We ended Friday’s post with a package-related drinking gag.
Thinking we might stick with that theme for one more round, I was reminded of the “Plastered Plumber” Whiskey Dispenser. (Photos above are from the basement of Allee Willis’s Bubbles the Artist site.)
We focused on another of Poynter Products’ alcohol-related gags last September—their 1950s line of cocktail flavored toothpastes.
This product is from 1961 and can be found occasionally on eBay, which is where I found the photos below. A package-related accessory for liquor bottles, serving a certain sense of humor, but no practical purpose.
Willis made some interesting and detailed observations about the packaging’s punctuation…
Made in 1961 by Poynter Products Inc. Cincinnati, Ohio, Plastered Plumbers’ slogan is “The whiskey goes ’round and round and round and r…”
…but the first ‘round has an apostrophe in front of it while the rest of them remain bare. Not to mention that the first roun is missing a D.
Perhaps diminished capacity on the part of the art director after sampling the product accounts for the diminished punctuation.
I have to agree that it looks like very sloppy ’60s proofreading. (Not that I’m anyone to talk about scrupulous proofreading!)
Anyway, I have an almost completely unrelated, earlier example of the term “plastered plumber” being used…
(Another plastered plumber, after the fold…)
(Click the bitmapped image above to watch this news footage on BristishPathé.com)
Last week, while 2,000 votaries shouted encouragement and police yelled threats from below, a plastered plumber named William Painter perched cheerily on Eros’ neck and wings, twanged gaily on the god’s bowstring, and provided one of the week’s merriest, wackiest newspictures. After 40 minutes, London’s firemen brought the miscreant down to earth. Next day both celebrants were resting quietly; the plumber in Brixton jail, the god in the hands of statue doctors. Damage to the god: $192. Damages to the plumber: three months in stir, and cost of the repairs.

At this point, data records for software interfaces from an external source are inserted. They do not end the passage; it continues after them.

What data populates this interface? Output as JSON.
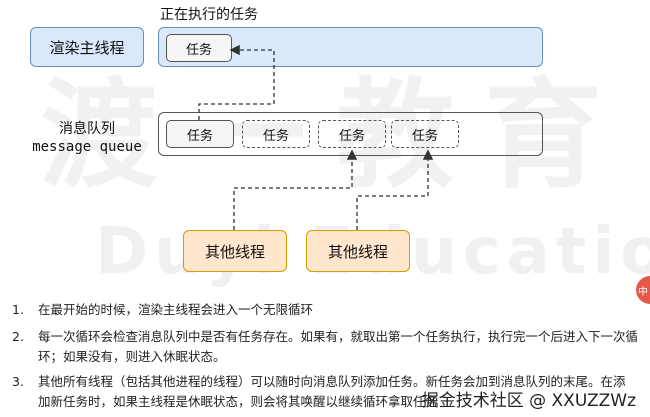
{
  "watermark": {
    "cn": "渡一教育",
    "en": "Duyi Education"
  },
  "diagram": {
    "running_title": "正在执行的任务",
    "render_thread": "渲染主线程",
    "running_task": "任务",
    "queue_label_cn": "消息队列",
    "queue_label_en": "message queue",
    "queue_tasks": [
      "任务",
      "任务",
      "任务",
      "任务"
    ],
    "other_threads": [
      "其他线程",
      "其他线程"
    ]
  },
  "notes": [
    {
      "num": "1.",
      "text": "在最开始的时候，渲染主线程会进入一个无限循环"
    },
    {
      "num": "2.",
      "text": "每一次循环会检查消息队列中是否有任务存在。如果有，就取出第一个任务执行，执行完一个后进入下一次循环；如果没有，则进入休眠状态。"
    },
    {
      "num": "3.",
      "text": "其他所有线程（包括其他进程的线程）可以随时向消息队列添加任务。新任务会加到消息队列的末尾。在添加新任务时，如果主线程是休眠状态，则会将其唤醒以继续循环拿取任务"
    }
  ],
  "footer": "掘金技术社区 @ XXUZZWz",
  "badge": "中"
}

Foreign News: Fun at The Circus
Time Magazine, Jan. 17, 1949
Actually, Painter did not have to serve out his 3 month sentence after all…